Task: Should an entry contain an image, omit it and repeat the rest exactly.

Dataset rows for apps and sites
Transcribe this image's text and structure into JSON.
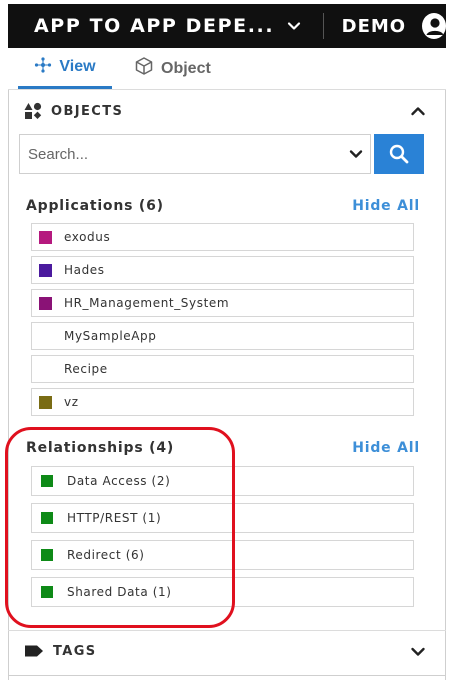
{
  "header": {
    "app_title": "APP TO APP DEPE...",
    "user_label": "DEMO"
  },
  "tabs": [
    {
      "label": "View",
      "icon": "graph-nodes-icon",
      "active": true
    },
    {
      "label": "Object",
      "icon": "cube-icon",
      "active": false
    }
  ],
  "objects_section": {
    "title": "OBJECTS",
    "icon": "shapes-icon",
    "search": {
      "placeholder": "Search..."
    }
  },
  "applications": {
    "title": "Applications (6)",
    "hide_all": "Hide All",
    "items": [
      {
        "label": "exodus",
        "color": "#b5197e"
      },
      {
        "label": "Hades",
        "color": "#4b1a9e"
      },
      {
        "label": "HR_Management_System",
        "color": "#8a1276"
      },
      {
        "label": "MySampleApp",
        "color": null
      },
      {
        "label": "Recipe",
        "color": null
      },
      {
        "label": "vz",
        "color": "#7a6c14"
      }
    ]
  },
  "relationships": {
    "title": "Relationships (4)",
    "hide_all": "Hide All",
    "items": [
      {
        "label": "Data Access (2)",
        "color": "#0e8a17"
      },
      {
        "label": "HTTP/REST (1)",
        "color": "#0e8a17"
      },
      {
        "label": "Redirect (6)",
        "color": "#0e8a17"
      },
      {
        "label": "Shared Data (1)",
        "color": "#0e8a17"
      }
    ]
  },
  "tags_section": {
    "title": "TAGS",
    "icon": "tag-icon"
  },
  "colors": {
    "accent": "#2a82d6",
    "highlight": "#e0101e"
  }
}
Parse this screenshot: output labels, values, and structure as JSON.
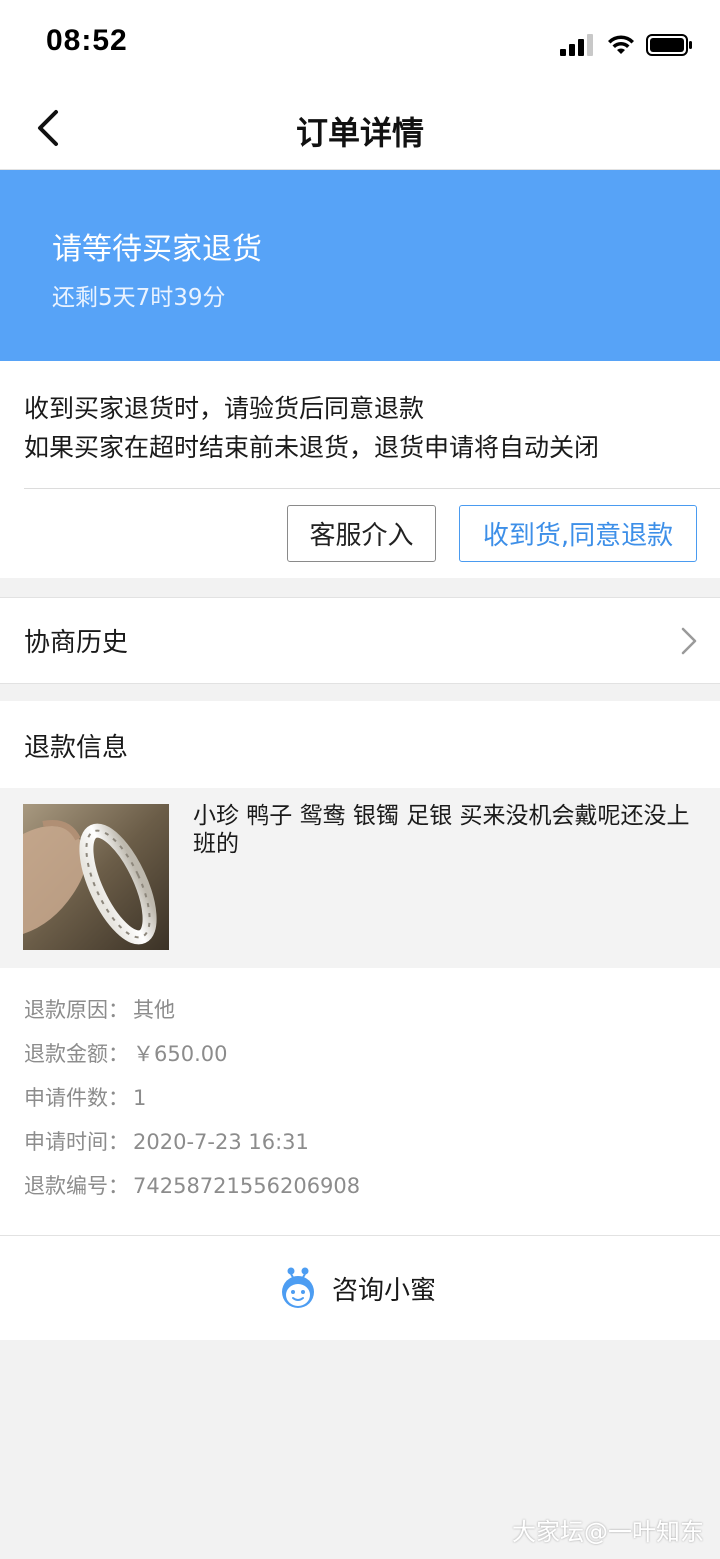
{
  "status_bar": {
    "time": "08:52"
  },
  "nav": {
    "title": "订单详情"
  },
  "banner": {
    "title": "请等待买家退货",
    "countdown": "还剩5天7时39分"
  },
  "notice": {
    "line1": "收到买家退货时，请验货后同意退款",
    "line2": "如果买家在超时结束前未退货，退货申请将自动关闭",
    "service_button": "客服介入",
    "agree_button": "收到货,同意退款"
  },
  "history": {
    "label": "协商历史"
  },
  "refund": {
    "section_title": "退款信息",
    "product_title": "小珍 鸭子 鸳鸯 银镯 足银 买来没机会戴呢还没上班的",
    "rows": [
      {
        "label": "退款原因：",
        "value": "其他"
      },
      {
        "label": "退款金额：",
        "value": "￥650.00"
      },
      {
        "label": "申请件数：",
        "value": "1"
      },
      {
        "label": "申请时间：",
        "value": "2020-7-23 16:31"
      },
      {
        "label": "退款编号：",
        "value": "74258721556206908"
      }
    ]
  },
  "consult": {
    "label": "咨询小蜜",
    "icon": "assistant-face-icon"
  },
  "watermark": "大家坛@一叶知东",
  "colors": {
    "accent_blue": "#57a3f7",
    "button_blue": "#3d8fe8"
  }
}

Result below:
Transcribe this image's text and structure into JSON.
{
  "header": {
    "app_title": "APP TO APP DEPE...",
    "user_label": "DEMO"
  },
  "tabs": [
    {
      "label": "View",
      "icon": "graph-nodes-icon",
      "active": true
    },
    {
      "label": "Object",
      "icon": "cube-icon",
      "active": false
    }
  ],
  "objects_section": {
    "title": "OBJECTS",
    "icon": "shapes-icon",
    "search": {
      "placeholder": "Search..."
    }
  },
  "applications": {
    "title": "Applications (6)",
    "hide_all": "Hide All",
    "items": [
      {
        "label": "exodus",
        "color": "#b5197e"
      },
      {
        "label": "Hades",
        "color": "#4b1a9e"
      },
      {
        "label": "HR_Management_System",
        "color": "#8a1276"
      },
      {
        "label": "MySampleApp",
        "color": null
      },
      {
        "label": "Recipe",
        "color": null
      },
      {
        "label": "vz",
        "color": "#7a6c14"
      }
    ]
  },
  "relationships": {
    "title": "Relationships (4)",
    "hide_all": "Hide All",
    "items": [
      {
        "label": "Data Access (2)",
        "color": "#0e8a17"
      },
      {
        "label": "HTTP/REST (1)",
        "color": "#0e8a17"
      },
      {
        "label": "Redirect (6)",
        "color": "#0e8a17"
      },
      {
        "label": "Shared Data (1)",
        "color": "#0e8a17"
      }
    ]
  },
  "tags_section": {
    "title": "TAGS",
    "icon": "tag-icon"
  },
  "colors": {
    "accent": "#2a82d6",
    "highlight": "#e0101e"
  }
}
Parse this screenshot: output labels, values, and structure as JSON.
{
  "status_bar": {
    "time": "08:52"
  },
  "nav": {
    "title": "订单详情"
  },
  "banner": {
    "title": "请等待买家退货",
    "countdown": "还剩5天7时39分"
  },
  "notice": {
    "line1": "收到买家退货时，请验货后同意退款",
    "line2": "如果买家在超时结束前未退货，退货申请将自动关闭",
    "service_button": "客服介入",
    "agree_button": "收到货,同意退款"
  },
  "history": {
    "label": "协商历史"
  },
  "refund": {
    "section_title": "退款信息",
    "product_title": "小珍 鸭子 鸳鸯 银镯 足银 买来没机会戴呢还没上班的",
    "rows": [
      {
        "label": "退款原因：",
        "value": "其他"
      },
      {
        "label": "退款金额：",
        "value": "￥650.00"
      },
      {
        "label": "申请件数：",
        "value": "1"
      },
      {
        "label": "申请时间：",
        "value": "2020-7-23 16:31"
      },
      {
        "label": "退款编号：",
        "value": "74258721556206908"
      }
    ]
  },
  "consult": {
    "label": "咨询小蜜",
    "icon": "assistant-face-icon"
  },
  "watermark": "大家坛@一叶知东",
  "colors": {
    "accent_blue": "#57a3f7",
    "button_blue": "#3d8fe8"
  }
}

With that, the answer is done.